Probably the best thing about binging on this show is it decoded a lot of references in my favorite Trek-themed comedy, Free Enterprise. Now I know what they mean by "We'll do a special on you, Flavius!" or "She is for you Lt. D'Amato!" Or when they sing, "Stepping out to Eden. Yea, brother!" If you never watched that movie, find a way to do it because it's hilarious. And Shatner rapping, what else do you need?
And to end here are some gaffes I noticed. In the second pilot a tombstone for Kirk appears that says "James R. Kirk" which as we all know his name is (later at least) James T. Kirk. It took a while for them to actually come up with Starfleet and the United Federation of Planets. I really can't keep track of the different variations they used before that. In the episode "Charlie X" at one point Kirk gets into the turbolift wearing that ugly greenish uniform with the v-neck. When he gets out of the turbolift he's wearing his normal yellow shirt. So, um, he changed his shirt in the elevator? Or maybe he stopped off on the way to the bridge to change. In the Khan episode "Space Seed" when Kirk and Khan throw down in the engineering room it's really obvious that it's Kirk's stunt double fighting. I mean I had turned away for a moment, turned back, and thought, who's that guy fighting Khan? Oh, wait, it's supposed to be Kirk. Basically every time in a fight they go to a long shot you can tell it's a stunt double instead of the actor. In one of the last episodes, "Ashes of Eden" near the end of the episode on the planet Eden for some reason the little stylized A on Kirk's shirt is on the wrong side! I'm not sure if they were using a mirror or if that day Shatner had his shirt on wrong or what. In the last episode, "Turnabout Intruder" Chekov and Sulu are at the helm and navigation stations but at one point they cut to what must have been a stock shot of the bridge and you can see Sulu and someone else instead of Chekov.

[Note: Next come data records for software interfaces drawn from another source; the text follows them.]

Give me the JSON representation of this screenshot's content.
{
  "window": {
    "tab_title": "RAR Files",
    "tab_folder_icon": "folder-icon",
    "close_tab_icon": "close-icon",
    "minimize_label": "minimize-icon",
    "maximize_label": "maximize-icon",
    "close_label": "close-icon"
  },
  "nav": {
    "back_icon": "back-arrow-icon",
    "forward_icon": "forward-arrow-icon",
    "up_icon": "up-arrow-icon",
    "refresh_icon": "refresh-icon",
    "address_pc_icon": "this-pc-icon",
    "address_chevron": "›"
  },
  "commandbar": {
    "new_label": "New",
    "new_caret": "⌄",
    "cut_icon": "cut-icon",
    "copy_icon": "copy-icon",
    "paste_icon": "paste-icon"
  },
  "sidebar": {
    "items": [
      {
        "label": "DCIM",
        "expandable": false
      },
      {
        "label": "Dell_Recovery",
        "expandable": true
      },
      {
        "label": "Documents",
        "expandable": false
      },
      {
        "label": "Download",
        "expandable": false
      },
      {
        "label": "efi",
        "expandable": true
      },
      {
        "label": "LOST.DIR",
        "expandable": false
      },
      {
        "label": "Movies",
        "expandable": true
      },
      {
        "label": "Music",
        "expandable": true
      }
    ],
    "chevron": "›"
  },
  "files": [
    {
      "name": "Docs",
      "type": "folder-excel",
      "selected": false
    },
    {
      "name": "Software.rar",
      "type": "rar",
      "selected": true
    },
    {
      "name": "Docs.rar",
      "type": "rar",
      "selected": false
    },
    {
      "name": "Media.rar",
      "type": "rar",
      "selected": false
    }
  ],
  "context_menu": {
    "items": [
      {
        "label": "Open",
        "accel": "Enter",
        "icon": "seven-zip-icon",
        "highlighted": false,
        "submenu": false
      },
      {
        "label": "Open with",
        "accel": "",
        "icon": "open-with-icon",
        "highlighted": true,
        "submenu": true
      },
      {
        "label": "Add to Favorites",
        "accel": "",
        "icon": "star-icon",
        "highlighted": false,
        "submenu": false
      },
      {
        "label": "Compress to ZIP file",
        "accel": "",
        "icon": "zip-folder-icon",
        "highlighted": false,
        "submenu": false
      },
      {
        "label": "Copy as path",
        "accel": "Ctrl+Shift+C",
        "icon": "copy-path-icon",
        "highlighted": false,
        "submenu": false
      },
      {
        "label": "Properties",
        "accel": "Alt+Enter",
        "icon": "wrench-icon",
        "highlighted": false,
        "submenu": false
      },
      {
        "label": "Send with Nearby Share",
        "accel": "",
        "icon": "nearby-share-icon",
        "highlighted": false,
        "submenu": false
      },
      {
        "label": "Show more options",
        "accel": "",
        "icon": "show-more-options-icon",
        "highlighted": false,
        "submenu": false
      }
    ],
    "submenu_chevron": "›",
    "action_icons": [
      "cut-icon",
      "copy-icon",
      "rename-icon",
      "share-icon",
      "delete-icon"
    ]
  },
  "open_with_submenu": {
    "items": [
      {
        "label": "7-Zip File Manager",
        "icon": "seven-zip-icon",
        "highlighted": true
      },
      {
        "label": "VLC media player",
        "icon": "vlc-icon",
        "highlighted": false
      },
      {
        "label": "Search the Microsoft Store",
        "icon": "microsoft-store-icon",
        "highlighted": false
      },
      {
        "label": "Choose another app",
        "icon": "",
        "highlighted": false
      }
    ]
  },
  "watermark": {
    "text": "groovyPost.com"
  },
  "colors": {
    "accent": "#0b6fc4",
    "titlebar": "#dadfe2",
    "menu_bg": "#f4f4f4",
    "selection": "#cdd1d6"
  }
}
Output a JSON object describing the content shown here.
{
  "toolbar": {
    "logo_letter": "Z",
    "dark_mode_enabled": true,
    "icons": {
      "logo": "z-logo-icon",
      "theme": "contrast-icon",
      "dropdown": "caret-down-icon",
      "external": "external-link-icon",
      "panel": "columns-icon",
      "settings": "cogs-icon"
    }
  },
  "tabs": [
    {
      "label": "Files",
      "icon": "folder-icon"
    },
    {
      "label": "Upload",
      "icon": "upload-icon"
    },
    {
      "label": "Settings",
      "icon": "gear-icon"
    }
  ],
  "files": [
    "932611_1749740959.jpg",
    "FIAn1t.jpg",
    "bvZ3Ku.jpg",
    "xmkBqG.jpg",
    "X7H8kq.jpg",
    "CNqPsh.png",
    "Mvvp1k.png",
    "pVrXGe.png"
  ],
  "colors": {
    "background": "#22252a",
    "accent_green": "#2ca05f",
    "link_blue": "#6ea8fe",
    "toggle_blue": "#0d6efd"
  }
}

Despite all that it's still a fun show to watch. If you've never gotten around to watching it, you should. Or else your geek card will have to be revoked.